techonomy (te-kän’-uh-mē) n. [tech(nology) + (ec)onomy]
organized activities related to the invention, development, production, distribution and consumption of technology-enhanced goods and services that a society uses to address the problem of scarcity and to enhance the quality of life.
Techonomy draws its inspiration from the ‘creative capitalism’ of Bill Gates, the ‘eco-pragmatism’ of Stewart Brand, the ‘big history’ of David Christian, and Bill Joy’s recent work on the economics of large-scale innovation. Each thinker in his own way points to a new humanism founded on the old notion that invention is what we do as a species. It is human nature to combine technology and economy to solve problems – to do so is both an opportunity and a responsibility.
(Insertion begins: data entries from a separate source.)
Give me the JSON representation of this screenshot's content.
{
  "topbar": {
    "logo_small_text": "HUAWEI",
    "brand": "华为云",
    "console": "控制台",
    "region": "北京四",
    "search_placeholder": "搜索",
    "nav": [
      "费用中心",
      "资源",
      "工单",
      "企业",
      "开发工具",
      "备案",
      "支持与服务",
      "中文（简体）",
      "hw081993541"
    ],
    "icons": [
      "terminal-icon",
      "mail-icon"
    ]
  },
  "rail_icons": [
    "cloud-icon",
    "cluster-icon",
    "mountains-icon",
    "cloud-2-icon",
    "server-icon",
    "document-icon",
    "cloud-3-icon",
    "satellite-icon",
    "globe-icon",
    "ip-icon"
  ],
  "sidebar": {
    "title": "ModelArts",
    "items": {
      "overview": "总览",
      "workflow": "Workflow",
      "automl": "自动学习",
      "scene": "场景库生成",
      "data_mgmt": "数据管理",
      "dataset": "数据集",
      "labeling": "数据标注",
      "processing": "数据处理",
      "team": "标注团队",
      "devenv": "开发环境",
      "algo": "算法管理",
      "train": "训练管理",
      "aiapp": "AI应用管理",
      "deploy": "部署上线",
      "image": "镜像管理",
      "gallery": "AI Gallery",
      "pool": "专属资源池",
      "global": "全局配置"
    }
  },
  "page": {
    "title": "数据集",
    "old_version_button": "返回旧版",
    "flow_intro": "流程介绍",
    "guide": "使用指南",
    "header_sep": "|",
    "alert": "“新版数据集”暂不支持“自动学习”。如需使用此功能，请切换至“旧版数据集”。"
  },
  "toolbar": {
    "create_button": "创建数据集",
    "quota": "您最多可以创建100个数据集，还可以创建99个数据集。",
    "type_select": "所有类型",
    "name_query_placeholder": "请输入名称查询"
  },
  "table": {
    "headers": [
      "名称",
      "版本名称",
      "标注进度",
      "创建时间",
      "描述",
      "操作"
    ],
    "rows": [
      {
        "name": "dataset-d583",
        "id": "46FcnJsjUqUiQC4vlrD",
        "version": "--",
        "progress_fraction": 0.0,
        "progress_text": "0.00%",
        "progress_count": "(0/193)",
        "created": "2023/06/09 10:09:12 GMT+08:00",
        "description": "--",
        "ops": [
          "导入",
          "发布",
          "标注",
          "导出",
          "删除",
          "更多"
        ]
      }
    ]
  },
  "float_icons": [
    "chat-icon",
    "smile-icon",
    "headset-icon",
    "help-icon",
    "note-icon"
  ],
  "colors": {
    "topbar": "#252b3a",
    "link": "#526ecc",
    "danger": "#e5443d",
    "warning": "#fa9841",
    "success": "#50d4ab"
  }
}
It’s who we are, and the only way we’re going to get to any solutions.
So here is what techonomy promotes: a rational, optimistic, forward-looking, technically savvy work ethic that celebrates technological achievement, human ingenuity, and sustainable living. Techonomic thinking is suited not only to inventors and entrepreneurs but also to people who work in major forward-looking institutions – Google, say, or McKinsey, or the Department of Defense, or the Federal Reserve. Indeed, the scale and scope of the problems we confront makes them too big for individualism or entrepreneurship alone – they require fast action on a very large scale. Techonomy embodies an engineering can-do spirit and emphasizes solutions that scale up. Yet as a mindset it is equally suitable and essential for even the smallest enterprises.
Techonomy celebrates the notion that humanity can invent its way out of the messes it has helped create. It also implies a social dimension that reaches beyond the rugged individualism usually associated with inventors and entrepreneurs. To overcome the entrenched interests that often stand in the way of the rapid implementation of newer, better solutions, we need not only clever physical innovations, but also social innovations that enable us to take advantage of and scale up technology’s potential. To bring about change on a meaningful scale, engineers and entrepreneurs must become, in effect, social engineers and social entrepreneurs, joining forces and using every available tool–such as internet-enabled social networking–to hasten change. Techonomic change is simultaneously top down and bottom up.
The implosion of the financial markets in 2008 and 2009 and the onset of deep recession blew holes in more than people’s pocketbooks. For the past 15 or 20 years we had looked to market forces to guide and reward our endeavors. Unleash those forces and heed the feedback they provide, the thinking went, and the market will deliver the greatest good to the greatest number of people. An entire generation trained itself to use market forces as its prism for understanding the world.
With the failure of market discipline, productive people now wonder where and how to focus their energy and ideas. They need a fresh rationale for enterprise and aspiration — a new philosophy of progress. There is also a sense that decades of environmental, economic, social and political bills are coming due, and they seek constructive ways to meet those obligations. The challenge is to transform disillusionment, diminished expectations and need for retrenchment into confidence and new hope.
Techonomy is not technocracy. It embraces free markets; they are a powerful accelerant of progress. Yet given the global scale of the problems we face–from the effects of climate change to the implications of having the human population entirely connected by cell phones and mobile computers in the near future–market forces and market solutions are insufficient. We believe that every business, government, and organization should embrace techonomical innovation as central to its structure and future.